(Records from a collection)
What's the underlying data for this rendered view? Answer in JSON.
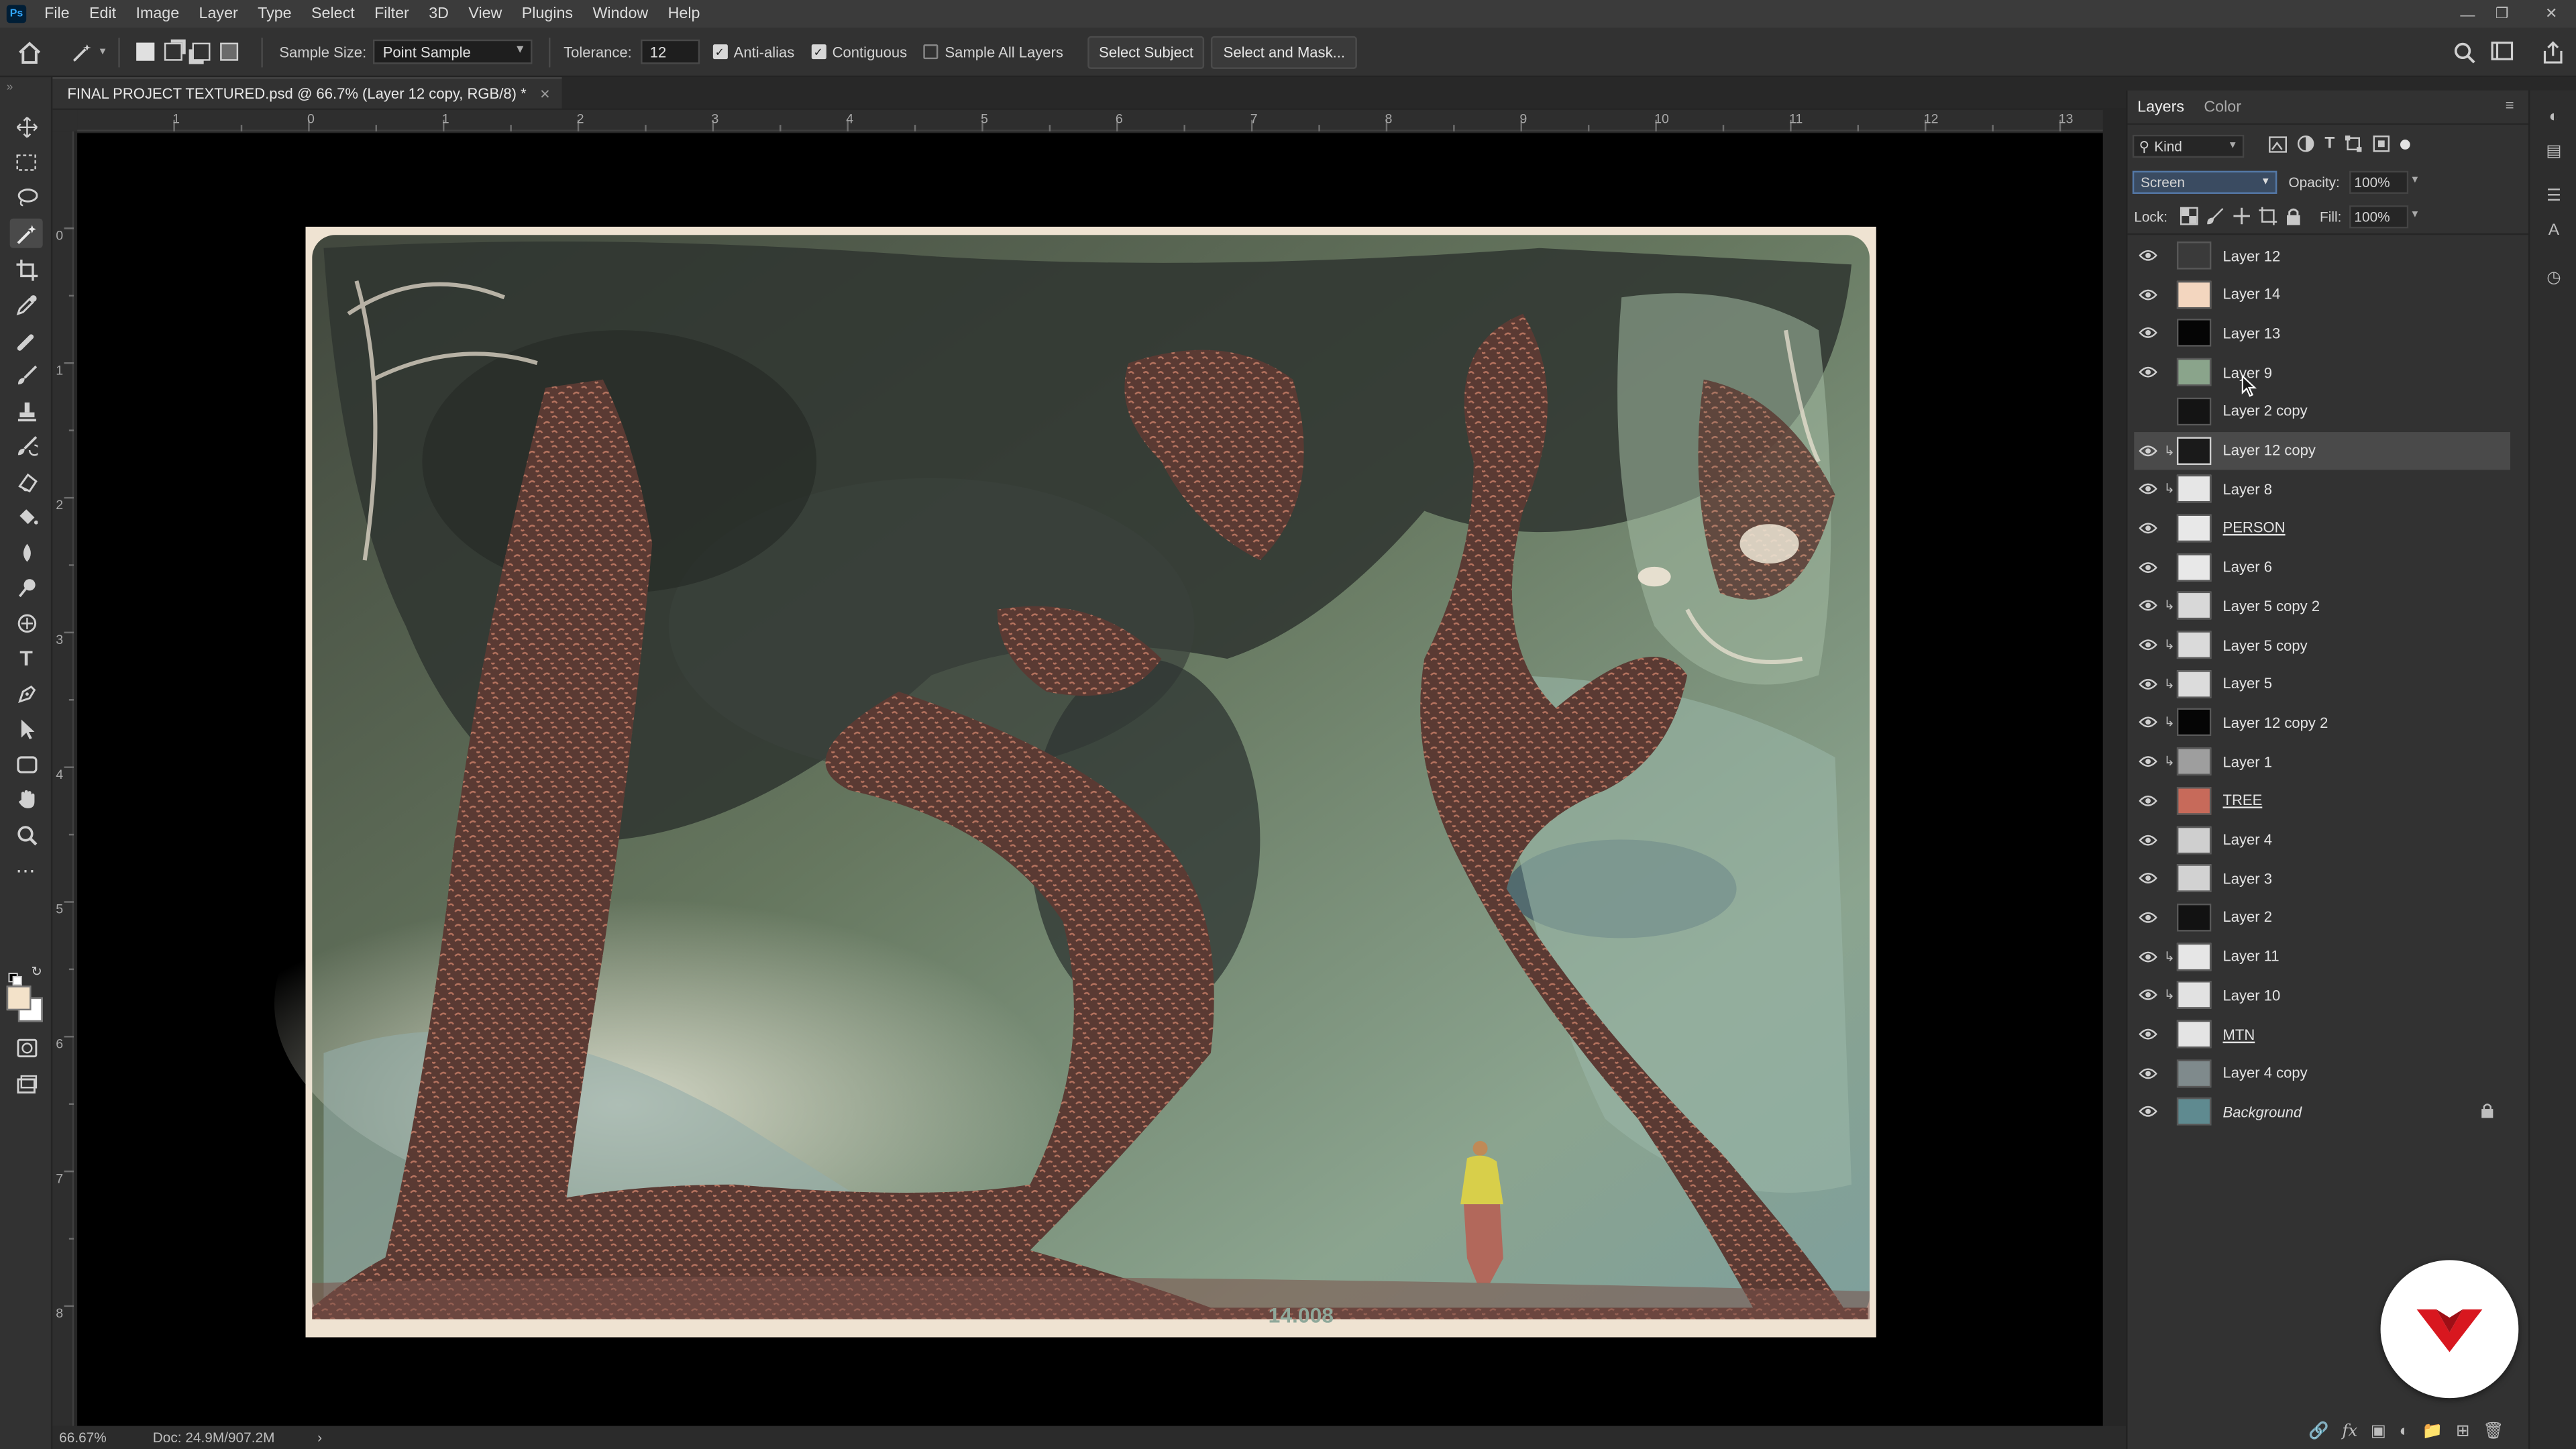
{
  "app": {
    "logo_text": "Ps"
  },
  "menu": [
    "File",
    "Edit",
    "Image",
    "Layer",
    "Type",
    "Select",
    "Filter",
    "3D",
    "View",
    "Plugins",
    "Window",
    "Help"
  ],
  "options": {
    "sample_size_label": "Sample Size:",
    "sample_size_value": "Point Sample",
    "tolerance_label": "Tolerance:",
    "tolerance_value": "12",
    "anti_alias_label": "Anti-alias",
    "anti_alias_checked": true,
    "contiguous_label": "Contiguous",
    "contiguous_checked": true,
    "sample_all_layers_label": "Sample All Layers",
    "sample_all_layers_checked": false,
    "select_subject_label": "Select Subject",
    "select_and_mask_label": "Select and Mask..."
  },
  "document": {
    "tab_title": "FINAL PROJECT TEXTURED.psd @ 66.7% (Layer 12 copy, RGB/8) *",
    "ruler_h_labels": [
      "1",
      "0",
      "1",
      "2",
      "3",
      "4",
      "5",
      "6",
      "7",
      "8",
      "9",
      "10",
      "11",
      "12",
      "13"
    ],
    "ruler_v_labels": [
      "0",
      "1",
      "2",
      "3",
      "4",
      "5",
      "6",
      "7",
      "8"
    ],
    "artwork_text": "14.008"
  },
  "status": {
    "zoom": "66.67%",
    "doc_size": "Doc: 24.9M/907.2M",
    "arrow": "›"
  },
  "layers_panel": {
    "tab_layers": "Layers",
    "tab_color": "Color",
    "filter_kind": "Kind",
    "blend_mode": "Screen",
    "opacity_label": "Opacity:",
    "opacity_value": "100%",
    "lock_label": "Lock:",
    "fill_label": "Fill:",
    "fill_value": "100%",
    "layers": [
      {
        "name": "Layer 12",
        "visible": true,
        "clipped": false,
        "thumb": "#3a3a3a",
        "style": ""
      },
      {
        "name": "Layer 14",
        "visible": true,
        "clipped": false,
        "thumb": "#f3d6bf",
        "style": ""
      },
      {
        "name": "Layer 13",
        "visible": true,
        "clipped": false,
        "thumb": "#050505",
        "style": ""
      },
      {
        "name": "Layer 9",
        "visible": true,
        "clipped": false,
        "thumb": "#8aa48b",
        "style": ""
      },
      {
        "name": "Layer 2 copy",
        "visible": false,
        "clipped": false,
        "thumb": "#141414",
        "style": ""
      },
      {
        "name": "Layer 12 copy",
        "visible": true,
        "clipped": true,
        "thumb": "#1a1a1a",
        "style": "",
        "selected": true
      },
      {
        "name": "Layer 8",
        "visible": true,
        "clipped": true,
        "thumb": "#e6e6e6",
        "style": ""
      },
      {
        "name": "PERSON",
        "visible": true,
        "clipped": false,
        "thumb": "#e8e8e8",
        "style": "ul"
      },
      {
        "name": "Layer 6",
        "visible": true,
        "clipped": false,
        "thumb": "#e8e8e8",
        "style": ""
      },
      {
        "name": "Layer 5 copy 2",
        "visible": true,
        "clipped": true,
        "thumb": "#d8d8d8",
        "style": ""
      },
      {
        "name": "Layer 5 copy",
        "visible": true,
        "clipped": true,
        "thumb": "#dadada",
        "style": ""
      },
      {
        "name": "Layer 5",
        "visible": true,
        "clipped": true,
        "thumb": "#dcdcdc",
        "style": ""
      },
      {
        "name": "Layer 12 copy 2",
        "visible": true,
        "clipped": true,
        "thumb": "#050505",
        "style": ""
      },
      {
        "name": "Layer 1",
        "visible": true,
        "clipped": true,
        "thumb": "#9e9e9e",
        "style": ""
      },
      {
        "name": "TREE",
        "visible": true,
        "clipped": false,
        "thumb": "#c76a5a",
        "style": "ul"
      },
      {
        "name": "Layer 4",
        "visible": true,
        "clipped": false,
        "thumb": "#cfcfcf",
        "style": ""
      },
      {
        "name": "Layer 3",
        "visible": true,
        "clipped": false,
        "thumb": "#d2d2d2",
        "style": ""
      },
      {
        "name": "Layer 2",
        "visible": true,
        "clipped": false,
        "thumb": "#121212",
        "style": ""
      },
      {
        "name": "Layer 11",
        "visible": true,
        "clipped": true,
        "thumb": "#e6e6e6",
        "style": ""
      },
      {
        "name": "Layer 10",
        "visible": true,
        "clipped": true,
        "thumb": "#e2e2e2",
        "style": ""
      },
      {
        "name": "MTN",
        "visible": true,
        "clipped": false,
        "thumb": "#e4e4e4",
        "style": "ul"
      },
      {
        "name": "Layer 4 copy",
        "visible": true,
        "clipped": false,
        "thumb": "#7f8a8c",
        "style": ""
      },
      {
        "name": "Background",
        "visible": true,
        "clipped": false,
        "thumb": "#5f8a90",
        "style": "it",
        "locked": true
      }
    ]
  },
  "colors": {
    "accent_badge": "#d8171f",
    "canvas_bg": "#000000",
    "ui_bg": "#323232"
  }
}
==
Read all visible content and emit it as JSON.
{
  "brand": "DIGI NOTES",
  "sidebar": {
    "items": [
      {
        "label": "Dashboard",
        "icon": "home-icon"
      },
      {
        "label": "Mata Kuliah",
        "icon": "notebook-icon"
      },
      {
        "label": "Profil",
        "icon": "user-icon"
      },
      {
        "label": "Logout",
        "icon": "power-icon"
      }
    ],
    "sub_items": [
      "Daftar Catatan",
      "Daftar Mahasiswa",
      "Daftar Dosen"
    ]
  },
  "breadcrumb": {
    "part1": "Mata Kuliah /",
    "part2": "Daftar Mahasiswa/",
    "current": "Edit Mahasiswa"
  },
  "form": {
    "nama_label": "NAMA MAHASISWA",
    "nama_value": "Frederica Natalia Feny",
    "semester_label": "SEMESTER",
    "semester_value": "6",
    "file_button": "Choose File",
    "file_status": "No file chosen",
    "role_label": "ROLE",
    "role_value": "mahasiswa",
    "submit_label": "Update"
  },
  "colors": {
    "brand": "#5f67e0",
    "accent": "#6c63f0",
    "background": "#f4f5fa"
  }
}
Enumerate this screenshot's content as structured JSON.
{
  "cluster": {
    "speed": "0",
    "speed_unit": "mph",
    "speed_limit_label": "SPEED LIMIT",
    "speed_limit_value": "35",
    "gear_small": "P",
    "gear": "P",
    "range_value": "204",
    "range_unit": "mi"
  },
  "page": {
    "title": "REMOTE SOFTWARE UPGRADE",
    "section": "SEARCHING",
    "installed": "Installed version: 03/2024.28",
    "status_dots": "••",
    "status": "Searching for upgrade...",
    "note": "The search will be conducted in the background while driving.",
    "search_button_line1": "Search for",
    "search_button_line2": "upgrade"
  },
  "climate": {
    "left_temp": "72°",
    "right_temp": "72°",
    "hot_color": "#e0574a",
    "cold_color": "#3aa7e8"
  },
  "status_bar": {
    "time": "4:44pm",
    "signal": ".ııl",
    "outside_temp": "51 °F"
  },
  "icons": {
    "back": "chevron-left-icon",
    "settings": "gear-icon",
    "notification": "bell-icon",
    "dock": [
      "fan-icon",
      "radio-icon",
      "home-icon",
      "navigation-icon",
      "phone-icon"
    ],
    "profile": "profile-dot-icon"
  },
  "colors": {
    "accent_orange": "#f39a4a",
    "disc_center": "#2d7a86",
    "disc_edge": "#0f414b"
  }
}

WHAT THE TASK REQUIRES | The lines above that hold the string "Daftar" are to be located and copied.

RESPONSE BELOW |
      "Daftar Catatan",
      "Daftar Mahasiswa",
      "Daftar Dosen"
    "part2": "Daftar Mahasiswa/",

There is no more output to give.